Interface dataset entries

--- START ---

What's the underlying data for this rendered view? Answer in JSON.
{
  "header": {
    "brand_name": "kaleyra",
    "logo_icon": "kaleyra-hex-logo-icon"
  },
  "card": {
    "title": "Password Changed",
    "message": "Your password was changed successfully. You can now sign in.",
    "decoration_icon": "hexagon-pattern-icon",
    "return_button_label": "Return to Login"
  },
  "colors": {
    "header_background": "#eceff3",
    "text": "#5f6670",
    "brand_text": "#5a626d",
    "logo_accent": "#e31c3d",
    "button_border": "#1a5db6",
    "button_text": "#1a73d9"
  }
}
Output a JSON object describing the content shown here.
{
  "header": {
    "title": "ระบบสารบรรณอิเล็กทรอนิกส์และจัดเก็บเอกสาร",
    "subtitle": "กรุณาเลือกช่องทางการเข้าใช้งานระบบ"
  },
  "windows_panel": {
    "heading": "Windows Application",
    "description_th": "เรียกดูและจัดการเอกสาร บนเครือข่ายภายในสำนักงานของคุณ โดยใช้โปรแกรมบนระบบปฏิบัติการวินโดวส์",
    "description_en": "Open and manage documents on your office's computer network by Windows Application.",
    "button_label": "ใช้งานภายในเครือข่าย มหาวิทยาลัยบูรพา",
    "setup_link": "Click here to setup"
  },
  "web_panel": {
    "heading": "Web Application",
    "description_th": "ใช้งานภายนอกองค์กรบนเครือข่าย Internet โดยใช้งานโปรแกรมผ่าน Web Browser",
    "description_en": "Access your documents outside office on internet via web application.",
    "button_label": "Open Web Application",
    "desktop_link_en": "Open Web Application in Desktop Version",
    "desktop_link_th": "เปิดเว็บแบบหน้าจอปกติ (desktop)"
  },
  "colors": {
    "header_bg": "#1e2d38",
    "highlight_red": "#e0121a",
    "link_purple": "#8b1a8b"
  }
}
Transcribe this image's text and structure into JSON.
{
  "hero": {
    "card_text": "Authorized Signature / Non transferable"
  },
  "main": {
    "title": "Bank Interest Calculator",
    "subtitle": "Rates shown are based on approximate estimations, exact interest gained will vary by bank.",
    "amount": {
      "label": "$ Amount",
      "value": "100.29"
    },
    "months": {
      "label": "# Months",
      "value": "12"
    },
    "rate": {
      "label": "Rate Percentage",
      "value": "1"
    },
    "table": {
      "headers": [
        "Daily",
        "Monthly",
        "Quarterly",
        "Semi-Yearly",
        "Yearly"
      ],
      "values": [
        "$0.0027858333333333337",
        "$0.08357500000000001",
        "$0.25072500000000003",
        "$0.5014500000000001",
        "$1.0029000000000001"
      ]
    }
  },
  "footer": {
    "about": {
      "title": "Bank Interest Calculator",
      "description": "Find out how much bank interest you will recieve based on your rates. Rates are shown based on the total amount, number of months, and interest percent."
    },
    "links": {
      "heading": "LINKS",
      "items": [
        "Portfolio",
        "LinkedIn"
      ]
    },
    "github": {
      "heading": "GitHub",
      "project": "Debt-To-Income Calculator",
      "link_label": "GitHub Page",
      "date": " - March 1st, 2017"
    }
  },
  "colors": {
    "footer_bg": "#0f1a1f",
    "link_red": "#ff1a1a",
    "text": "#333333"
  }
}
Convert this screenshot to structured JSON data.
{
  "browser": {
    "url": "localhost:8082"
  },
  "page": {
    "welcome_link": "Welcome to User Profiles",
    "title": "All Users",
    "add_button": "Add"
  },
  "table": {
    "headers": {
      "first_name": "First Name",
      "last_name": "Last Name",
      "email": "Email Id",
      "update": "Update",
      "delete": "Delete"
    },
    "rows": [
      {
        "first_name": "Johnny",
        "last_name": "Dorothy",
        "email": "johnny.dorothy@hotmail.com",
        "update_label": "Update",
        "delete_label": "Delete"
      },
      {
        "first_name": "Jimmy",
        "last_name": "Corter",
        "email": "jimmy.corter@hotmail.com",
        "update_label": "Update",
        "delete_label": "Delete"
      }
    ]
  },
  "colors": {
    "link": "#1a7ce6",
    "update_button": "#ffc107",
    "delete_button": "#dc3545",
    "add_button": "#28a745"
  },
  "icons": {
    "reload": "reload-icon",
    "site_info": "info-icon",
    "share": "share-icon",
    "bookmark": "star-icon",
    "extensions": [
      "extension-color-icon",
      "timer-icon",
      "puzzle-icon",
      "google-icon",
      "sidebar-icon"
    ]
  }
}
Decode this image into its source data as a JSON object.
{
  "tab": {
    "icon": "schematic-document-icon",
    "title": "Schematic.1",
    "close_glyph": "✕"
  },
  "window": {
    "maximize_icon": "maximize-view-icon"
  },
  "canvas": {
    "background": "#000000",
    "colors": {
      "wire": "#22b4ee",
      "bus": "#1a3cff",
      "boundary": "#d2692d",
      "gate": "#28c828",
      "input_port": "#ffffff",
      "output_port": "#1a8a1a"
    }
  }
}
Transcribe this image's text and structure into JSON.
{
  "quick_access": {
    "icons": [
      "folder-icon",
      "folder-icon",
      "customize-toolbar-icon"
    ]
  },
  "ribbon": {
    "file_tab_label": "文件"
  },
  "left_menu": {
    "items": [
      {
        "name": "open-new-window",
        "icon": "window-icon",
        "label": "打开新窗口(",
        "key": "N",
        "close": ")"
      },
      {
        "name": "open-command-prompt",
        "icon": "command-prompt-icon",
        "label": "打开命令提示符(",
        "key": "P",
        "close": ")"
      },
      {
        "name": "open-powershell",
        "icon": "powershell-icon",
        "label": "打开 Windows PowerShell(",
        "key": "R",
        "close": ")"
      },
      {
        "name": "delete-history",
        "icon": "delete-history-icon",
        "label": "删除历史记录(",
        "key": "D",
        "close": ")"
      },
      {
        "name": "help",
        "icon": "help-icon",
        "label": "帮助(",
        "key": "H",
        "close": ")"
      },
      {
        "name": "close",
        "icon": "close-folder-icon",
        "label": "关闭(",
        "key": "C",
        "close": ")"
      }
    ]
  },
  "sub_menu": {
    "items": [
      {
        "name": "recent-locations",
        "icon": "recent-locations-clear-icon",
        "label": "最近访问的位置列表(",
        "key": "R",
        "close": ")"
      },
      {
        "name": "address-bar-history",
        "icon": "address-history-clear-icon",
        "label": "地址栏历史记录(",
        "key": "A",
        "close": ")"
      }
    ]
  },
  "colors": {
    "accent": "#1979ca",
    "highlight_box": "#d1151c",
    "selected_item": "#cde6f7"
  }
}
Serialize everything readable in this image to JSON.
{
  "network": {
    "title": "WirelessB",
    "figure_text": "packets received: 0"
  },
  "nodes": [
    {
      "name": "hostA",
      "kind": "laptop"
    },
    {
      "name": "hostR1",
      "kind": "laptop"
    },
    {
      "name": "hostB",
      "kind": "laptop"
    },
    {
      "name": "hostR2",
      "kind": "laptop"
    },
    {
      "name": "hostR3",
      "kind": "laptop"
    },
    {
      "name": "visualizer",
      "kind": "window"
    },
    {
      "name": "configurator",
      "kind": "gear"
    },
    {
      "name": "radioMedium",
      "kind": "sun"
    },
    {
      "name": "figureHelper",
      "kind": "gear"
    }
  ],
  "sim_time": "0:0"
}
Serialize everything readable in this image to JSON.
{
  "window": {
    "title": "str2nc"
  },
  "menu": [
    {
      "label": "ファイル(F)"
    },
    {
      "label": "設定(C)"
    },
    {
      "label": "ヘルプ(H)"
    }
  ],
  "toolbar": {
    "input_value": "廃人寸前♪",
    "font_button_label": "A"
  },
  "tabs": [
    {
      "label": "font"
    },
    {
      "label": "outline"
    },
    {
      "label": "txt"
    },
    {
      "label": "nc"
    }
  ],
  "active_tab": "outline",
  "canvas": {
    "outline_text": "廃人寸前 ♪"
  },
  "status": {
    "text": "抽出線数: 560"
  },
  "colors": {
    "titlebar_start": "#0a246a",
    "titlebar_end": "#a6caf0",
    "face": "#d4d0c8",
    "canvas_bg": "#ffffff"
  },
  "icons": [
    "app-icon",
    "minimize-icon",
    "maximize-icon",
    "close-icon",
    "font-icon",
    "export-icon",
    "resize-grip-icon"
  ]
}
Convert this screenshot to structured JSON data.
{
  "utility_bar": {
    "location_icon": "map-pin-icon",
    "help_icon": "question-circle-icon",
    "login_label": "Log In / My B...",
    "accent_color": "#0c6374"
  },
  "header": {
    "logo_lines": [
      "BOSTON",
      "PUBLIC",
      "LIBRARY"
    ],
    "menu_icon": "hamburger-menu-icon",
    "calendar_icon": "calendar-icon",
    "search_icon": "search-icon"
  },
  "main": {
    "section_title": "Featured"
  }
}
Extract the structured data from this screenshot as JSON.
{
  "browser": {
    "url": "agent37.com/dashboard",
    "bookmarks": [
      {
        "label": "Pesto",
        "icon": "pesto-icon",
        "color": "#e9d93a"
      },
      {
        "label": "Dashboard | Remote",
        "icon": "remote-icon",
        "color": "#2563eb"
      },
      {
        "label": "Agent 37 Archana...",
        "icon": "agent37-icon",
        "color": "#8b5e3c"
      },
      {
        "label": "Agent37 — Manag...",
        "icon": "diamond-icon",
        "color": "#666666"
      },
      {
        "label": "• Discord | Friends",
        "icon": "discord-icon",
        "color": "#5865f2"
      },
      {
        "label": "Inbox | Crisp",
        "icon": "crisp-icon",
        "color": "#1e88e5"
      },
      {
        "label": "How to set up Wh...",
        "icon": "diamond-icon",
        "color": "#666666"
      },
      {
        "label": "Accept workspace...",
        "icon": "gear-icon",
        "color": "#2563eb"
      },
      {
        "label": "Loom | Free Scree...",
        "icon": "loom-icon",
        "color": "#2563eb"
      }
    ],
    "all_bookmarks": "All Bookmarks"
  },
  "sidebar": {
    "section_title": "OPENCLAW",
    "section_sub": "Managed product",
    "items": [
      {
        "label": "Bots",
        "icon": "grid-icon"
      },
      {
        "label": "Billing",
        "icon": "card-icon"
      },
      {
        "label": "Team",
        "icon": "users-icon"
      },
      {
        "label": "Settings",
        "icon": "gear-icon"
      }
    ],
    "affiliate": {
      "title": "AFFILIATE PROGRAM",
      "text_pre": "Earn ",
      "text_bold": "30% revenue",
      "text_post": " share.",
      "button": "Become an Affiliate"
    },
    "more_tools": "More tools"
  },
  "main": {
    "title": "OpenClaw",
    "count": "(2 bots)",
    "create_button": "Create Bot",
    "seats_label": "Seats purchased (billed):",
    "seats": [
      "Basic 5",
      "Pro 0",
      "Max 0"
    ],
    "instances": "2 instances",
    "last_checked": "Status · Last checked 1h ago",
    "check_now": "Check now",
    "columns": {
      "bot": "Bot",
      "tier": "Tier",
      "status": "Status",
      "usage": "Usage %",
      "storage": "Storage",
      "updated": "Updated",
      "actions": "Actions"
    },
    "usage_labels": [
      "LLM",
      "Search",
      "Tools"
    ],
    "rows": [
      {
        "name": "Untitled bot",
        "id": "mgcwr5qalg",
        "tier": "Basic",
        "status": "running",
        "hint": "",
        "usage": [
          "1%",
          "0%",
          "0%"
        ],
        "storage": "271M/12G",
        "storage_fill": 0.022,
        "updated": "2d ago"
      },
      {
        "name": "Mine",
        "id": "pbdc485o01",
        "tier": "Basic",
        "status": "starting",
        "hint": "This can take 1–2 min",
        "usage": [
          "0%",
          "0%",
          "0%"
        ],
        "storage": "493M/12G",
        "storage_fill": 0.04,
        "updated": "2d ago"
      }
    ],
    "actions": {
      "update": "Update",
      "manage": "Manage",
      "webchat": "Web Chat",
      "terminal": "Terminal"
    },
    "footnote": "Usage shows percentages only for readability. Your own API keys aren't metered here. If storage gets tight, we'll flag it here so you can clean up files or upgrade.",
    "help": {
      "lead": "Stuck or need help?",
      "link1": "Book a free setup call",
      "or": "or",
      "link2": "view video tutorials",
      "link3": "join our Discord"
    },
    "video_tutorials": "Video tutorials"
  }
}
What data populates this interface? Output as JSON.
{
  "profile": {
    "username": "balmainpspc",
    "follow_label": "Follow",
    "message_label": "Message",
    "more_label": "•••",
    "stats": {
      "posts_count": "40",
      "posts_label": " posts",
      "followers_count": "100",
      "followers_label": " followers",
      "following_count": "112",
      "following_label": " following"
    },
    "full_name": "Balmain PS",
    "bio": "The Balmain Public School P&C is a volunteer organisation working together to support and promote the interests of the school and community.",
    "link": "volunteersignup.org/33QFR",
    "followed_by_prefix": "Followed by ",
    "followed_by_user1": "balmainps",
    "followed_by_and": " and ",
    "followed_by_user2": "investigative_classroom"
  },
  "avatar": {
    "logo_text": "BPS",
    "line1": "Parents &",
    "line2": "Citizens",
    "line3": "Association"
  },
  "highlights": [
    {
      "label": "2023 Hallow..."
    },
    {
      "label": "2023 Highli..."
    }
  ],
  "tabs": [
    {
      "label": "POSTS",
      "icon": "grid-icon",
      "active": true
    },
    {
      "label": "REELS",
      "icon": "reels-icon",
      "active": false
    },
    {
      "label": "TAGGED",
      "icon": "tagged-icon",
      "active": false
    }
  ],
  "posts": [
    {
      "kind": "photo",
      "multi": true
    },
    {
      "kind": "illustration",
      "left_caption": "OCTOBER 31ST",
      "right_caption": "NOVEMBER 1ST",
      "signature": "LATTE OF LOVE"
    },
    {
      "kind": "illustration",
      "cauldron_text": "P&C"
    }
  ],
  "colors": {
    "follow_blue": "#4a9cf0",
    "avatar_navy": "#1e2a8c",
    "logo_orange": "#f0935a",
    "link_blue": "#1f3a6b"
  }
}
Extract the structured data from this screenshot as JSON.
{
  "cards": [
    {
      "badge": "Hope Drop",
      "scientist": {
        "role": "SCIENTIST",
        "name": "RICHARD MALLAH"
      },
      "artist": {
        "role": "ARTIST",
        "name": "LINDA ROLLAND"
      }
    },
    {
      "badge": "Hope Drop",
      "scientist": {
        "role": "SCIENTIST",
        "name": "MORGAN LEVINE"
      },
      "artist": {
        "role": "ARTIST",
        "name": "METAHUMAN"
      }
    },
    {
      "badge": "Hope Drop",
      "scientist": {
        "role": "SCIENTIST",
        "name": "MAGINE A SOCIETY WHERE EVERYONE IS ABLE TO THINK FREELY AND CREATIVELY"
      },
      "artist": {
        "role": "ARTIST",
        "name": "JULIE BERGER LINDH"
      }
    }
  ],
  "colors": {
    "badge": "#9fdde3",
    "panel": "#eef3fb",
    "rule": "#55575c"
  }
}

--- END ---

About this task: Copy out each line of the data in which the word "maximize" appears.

Exercise answer:
    "maximize_icon": "maximize-view-icon"
    "maximize-icon",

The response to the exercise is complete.